The Ugandan government has been dragged to the East African Court of Justice for giving away Bugoma forest reserve to an investor to grow sugarcanes.
In a suit filed before the regional court, the Environment Shield Limited and John Robert Turyakira, a human rights defend say it was illegal for National Environment Management Authority (NEMA) to issue a certificate of approval of the environmental and social impact assessment to Hoima Sugar Limited giving a green light to growing of sugarcanes on 9.24 square miles.
“The project area neighbors Bugoma central forest reserve which was gazette in 1932 , a tropical high forest and home to over 600 chimpanzee and is part of its ecosystem. Sugarcane growing has adverse environmental and climate change impacts including pollution of water bodies, rivers and streams soiling water quality,” the court documents say.
The two petitioners say that before the approval of the project, NEMA ignored the climate change impact assessment as necessitated by the dictate of contemporary environment governance pursuant to the Constitution of Uganda.

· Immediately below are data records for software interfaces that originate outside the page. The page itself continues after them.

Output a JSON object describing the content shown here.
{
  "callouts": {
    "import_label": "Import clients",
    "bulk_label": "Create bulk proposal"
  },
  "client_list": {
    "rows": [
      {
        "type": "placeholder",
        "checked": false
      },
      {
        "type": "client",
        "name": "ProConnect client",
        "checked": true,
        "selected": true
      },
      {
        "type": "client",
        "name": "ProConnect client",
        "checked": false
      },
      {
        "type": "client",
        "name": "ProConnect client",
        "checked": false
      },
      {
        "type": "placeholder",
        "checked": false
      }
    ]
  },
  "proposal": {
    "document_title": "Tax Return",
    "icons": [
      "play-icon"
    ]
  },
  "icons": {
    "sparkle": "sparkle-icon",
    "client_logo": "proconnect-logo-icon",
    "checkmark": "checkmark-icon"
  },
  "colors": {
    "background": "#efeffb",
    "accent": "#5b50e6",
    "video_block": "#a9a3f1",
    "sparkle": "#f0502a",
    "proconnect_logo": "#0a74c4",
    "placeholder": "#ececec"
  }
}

They also say that NEMA never considered environmental costs connected with the potential deterioration of natural assets but also never carried out consultations within the communities surrounding the forest reserve.
“NEMA made the project approval without transparent, maximum and effective community or public participation or hearings in breach of the foundational principles of good governance, accountability, democracy , rule of law, transparency and universal human rights standards. The approval, therefore, threatens the area’s individuals’, community’s and public’s universal human rights standards.”
The petitioners now want the East African Court of Justice to direct government to cancel the certificate of approval issued to Hoima Sugar for sugarcane growing and related developments.
They also want the regional court to direct government to ensure that prior to any similar project approvals, it conducts climate change impact assessment and human rights impact assessment where the public is consulted.